[App and web page records]
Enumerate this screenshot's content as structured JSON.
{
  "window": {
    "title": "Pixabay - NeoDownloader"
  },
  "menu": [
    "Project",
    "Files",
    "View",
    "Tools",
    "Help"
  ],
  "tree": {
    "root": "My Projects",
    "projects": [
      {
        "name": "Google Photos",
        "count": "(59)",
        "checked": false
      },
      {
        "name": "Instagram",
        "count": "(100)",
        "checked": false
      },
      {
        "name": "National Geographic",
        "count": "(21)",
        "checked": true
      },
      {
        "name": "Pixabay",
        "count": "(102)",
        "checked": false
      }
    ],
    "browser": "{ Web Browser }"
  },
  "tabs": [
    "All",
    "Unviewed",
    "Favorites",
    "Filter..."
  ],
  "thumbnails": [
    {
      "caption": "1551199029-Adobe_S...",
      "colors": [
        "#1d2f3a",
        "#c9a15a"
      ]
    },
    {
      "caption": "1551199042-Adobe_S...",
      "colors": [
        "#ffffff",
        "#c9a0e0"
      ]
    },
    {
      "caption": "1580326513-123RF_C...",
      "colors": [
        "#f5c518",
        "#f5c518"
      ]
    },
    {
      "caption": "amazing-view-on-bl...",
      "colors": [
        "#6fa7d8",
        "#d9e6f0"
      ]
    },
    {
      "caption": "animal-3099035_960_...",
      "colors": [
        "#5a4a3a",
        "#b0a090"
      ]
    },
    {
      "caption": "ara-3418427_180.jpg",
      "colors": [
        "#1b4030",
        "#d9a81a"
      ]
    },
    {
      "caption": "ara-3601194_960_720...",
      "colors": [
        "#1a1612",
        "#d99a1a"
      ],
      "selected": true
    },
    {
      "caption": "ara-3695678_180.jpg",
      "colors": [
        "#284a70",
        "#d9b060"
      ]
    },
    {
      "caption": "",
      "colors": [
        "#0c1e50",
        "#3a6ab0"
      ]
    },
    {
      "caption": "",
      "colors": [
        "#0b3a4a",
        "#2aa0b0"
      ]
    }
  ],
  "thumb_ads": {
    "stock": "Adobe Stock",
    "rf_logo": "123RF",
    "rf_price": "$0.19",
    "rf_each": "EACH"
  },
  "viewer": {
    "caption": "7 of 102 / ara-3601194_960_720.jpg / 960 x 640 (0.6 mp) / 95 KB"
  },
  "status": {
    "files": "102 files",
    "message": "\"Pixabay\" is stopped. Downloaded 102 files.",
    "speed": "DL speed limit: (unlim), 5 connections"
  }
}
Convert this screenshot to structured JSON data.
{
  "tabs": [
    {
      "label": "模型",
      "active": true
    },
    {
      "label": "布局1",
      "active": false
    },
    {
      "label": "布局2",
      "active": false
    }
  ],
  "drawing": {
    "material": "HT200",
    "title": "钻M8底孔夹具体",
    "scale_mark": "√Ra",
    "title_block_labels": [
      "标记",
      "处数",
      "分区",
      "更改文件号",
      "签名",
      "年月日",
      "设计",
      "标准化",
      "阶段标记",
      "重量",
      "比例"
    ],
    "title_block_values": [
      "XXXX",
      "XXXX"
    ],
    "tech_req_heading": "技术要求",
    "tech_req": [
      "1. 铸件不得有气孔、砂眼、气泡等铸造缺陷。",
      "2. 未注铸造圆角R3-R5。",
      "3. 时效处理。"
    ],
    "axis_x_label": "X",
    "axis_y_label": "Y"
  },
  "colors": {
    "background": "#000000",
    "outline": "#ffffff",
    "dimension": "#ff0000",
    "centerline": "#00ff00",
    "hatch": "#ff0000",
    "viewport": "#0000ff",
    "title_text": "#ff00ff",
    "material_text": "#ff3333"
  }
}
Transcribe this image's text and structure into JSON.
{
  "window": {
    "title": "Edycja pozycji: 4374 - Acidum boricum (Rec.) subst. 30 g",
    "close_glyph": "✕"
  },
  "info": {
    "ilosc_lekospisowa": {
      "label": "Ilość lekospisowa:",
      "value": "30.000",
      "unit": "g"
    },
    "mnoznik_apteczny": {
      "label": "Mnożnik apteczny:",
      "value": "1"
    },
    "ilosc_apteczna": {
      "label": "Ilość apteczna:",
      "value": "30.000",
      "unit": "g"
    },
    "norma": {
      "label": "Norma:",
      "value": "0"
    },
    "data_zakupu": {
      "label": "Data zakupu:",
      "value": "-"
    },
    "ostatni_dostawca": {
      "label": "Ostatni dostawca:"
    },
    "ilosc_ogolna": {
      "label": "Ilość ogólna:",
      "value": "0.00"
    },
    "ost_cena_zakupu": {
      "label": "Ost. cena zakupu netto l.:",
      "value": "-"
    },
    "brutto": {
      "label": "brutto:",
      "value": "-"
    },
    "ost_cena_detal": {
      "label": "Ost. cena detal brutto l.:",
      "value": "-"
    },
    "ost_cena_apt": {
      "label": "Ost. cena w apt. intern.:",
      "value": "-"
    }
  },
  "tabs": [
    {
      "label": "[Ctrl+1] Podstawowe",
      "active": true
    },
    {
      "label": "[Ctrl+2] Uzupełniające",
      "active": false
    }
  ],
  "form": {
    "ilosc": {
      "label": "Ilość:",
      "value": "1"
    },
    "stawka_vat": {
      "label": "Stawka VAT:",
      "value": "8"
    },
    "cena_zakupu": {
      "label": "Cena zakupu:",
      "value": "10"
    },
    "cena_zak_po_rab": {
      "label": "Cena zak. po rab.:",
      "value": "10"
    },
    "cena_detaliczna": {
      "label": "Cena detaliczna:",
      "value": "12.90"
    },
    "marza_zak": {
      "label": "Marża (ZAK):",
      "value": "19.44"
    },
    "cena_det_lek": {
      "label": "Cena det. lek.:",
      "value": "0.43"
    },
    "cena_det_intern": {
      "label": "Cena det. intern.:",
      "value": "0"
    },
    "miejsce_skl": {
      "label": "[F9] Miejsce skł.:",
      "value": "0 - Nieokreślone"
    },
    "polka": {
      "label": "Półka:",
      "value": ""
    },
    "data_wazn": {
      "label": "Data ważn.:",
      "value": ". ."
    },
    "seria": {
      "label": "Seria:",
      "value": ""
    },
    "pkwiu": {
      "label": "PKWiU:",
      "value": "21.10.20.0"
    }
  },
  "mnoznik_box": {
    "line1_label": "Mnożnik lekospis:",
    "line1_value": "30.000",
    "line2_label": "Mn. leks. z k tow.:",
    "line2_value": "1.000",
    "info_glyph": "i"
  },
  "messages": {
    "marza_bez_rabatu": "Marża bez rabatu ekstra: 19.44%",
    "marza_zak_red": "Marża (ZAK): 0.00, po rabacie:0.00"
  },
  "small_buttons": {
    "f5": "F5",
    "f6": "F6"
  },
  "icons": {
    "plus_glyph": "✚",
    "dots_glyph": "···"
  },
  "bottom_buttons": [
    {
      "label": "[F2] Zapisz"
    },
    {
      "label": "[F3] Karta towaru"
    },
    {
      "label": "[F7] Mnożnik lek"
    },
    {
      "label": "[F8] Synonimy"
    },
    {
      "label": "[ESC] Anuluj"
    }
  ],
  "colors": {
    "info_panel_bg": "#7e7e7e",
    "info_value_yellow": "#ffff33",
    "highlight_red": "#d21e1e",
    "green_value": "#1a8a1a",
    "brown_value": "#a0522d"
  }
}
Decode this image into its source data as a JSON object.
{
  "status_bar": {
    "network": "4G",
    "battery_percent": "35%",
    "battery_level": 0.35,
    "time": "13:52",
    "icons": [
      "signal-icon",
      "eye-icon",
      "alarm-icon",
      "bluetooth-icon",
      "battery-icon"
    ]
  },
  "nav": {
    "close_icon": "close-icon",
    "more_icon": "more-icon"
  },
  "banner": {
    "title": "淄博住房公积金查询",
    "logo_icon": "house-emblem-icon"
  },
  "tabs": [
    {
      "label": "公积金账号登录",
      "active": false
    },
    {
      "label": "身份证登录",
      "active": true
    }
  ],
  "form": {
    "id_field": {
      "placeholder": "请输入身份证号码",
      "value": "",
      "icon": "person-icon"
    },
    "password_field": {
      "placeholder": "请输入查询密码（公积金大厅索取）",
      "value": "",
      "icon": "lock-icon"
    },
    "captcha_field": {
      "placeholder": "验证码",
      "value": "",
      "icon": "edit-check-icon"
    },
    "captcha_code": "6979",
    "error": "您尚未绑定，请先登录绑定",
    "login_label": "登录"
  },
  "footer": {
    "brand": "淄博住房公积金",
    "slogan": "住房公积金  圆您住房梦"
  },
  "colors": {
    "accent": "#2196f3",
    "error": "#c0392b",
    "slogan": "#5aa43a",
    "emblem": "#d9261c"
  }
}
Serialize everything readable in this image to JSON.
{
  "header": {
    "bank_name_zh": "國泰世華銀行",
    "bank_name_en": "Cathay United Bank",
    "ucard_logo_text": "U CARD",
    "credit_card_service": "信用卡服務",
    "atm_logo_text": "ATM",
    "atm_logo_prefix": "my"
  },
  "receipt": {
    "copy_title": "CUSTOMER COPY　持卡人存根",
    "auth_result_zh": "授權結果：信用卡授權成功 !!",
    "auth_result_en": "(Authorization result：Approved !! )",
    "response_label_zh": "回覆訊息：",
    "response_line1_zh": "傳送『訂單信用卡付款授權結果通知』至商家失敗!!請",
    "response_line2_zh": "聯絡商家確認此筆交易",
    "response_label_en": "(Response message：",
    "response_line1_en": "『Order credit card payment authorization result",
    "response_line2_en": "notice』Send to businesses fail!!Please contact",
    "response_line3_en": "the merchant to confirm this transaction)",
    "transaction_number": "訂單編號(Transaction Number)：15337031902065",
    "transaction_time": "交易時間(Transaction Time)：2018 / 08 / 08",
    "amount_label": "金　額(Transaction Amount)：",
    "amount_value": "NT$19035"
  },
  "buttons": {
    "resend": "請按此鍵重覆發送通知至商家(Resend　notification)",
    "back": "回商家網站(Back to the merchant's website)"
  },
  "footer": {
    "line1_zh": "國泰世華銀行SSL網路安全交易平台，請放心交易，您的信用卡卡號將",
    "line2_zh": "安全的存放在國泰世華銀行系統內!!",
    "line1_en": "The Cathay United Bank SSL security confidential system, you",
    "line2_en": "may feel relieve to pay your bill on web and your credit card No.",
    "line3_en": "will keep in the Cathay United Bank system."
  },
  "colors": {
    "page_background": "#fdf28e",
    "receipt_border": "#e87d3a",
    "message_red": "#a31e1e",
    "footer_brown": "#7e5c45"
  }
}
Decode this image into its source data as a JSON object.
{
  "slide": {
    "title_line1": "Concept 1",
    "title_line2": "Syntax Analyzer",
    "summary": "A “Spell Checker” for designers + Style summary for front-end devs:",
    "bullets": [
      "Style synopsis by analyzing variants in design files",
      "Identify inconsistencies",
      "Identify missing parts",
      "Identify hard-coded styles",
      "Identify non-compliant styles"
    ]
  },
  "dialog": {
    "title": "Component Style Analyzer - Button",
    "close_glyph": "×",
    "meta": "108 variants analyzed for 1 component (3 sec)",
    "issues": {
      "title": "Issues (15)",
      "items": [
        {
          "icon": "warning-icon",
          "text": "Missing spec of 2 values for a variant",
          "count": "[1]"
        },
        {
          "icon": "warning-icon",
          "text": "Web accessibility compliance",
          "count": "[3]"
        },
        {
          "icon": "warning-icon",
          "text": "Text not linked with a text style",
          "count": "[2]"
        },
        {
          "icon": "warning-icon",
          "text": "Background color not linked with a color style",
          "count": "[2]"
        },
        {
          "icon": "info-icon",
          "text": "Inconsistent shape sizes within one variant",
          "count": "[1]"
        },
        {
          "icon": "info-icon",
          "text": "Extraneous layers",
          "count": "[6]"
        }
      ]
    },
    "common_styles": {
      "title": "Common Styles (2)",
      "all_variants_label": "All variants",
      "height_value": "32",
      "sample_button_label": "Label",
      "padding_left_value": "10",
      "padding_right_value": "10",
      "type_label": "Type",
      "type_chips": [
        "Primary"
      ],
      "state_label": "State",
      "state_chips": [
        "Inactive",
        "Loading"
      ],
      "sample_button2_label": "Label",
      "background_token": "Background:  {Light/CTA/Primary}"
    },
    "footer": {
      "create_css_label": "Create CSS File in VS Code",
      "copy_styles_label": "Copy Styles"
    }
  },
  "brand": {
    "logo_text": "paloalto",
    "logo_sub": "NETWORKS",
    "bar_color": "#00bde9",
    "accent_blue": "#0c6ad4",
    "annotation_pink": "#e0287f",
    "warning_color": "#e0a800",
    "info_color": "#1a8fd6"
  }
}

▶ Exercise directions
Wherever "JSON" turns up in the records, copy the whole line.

▶ Answer section
Enumerate this screenshot's content as structured JSON.
Convert this screenshot to structured JSON data.
Transcribe this image's text and structure into JSON.
Decode this image into its source data as a JSON object.
Serialize everything readable in this image to JSON.
Decode this image into its source data as a JSON object.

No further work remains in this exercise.